Italy has many food excellences. Among them there certainly are truffles. But where exactly can you find them and what’s their history? Swide tells you everything about these little gourmet luxuries.
Italy is a gifted land. Not only we speak a musical language and are
surrounded by beautiful landscapes, we also have one of the best cuisines
worldwide. What raises the bar even higher? Truffles.
For the few unlucky ones who still don't know about it, the truffle is a (underground) mushroom. There are many kinds of truffles, but the ones held in high esteem are the white ones. Only secondary to those, the black ones.
The white ones have a pale cream or brown with white marbling color. The most
valuable (Tuber magnatum Pico) comes from the Langhe area of Piedmont and
particularly in Alba, which is the most important kind. You can find them also
in Slovenia, Croazia and Romania, but only in minor quantities and quality:
Italian white truffles are the most valuable on the market.
If you are planning to buy some, squeeze in your agenda the 89th White Truffle Festival in Alba, where in 2009 a 1.6-pound white truffle was sold for $150,000. This year the Fair, on from October 9th till November 13th, is even more about gourmet experience, with a focus on the pairing truffle-pasta (whether truffle with fresh pasta is a classical must, this year chefs are going to try it with dry pasta).
But why are white truffles so expensive? Because - as for everything else on Earth - their value is strictly related to the quantity available. Truffles are rare to find in the first place (and have become even more rare in last years) and they can't be faked or formulated. So the only way to get them, at least up to today, is to train pigs - yes, pigs - and some breed of dogs to find truffles, to not eat them (an important passage) and to bring them back.
An ancestral hunt that treasures mystery, anticipation, longing. Three things rare to find, too, since today almost everything is obtainable with no or little effort.

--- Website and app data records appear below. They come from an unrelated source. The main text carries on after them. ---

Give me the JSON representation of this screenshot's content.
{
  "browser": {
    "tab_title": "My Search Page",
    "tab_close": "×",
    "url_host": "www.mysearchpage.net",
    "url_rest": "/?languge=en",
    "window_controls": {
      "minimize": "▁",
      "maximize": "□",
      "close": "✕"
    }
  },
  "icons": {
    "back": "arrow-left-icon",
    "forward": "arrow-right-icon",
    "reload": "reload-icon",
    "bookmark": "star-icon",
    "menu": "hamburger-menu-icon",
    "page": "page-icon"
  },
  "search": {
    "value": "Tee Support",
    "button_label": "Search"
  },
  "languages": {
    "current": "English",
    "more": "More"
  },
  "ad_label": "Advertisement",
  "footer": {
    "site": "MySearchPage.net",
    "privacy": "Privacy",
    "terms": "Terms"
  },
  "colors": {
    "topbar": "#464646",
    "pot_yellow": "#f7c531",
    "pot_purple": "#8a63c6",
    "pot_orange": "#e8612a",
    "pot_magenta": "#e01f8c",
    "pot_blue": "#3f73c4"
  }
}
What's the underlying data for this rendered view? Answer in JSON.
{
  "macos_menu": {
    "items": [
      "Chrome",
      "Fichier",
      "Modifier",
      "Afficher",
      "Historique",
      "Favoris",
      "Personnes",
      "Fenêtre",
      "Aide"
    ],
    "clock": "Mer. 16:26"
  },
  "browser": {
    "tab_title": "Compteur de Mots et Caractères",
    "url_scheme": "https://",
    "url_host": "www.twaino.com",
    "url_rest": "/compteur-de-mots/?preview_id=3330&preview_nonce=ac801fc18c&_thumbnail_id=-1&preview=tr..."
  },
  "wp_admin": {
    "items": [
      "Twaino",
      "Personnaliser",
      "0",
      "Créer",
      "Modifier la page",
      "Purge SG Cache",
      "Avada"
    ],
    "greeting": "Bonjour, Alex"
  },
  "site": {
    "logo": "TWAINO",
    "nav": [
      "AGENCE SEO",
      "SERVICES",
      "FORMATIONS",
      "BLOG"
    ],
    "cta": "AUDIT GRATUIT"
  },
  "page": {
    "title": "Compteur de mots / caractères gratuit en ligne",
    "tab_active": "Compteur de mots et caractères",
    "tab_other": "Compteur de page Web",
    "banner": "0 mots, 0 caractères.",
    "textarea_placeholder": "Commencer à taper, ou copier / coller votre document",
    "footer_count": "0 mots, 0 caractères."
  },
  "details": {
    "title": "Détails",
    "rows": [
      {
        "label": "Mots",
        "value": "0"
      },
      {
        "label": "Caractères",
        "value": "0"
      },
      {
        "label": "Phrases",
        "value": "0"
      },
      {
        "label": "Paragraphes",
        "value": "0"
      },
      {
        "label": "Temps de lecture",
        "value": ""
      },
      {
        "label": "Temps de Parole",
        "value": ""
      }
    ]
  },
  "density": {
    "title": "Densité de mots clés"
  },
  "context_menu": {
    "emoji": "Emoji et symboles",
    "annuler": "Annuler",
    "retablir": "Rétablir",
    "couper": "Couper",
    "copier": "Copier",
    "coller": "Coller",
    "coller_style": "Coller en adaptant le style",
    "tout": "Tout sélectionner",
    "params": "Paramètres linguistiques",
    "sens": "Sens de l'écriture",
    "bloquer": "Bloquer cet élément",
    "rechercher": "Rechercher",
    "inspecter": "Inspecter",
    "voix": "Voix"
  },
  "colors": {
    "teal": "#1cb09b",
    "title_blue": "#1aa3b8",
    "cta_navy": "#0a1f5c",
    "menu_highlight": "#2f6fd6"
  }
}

Set this happening in one of the most beautiful landscape on earth, the hills of Langhe in Piedmont, and you'll get the poetry of truffles.
Among the different kinds, there is also the whitish truffle (Tuber borchii), less valuable, which can be found in Lombardy, Tuscany, Romagna, Marche and Molise, but it's not even close to the aroma of the white truffles you find in Piedmont.
The black truffle (Tuber melanosporum) or Périgord black truffle has been named after the Region of Périgord in France and grows with oak trees. It is less noble than the white one, but still tasty. It's found mostly in Europe, with a distribution of 45% circa in France, 35% Spain, 20% Italy. This kind can be found in Asia (China), America and Africa.
One of the best ways to taste truffles is to use them with risotto. White truffles would be best, but if you have black ones only this recipe will work too. You need 2 1/2 cups (500 g) of short grained rice (Carnaroli or Arborio but also Vialone Nano, if you can find it); 1 /2 cup (100 g) of butter; 1 tablespoon of minced onion; 1/2 cup dry white wine; 4 cups freshly grated Parmigiano, 1 quart (1 liter) simmering beef broth; 6 ounces (150 g) fresh white truffles, brushed clean. Sauté the onions with some butter until they golden, then add some wine and cook over low heat until the wine evaporates. Add the rice, mix well, and start to add very slowly some meat broth as it gets absorbed by the rice, stirring at the same time. Once the rice is ready (it should be al dente), remove the pot from the hob and add some butter and the Parmigiano. Slice half the truffe into it.
Another yummy recipe to enjoy is fried eggs with white truffles. You need a couple of eggs, 1 cup of unsalted butter, one small truffle. Heat the butter in a non-sticky pan (we don't want it to sizzle), break the eggs in a bowl and then pour them in the pan. Cook the eggs gently, until the yolks gradually thicken (for sunny side eggs cook up to 3-4 minutes, otherwise more). Place each egg on a plate and grate the truffle over them. Serve with crispy bread.
In both options you will be overwhelmed by the earthy, fall-like aroma of truffles.
Don’t tell me you are not eager to have them, no matter how much they cost. Because diamonds are a girl’s bestfriend, but truffles are a foodie’s ones.
Written by: Elisa della Barba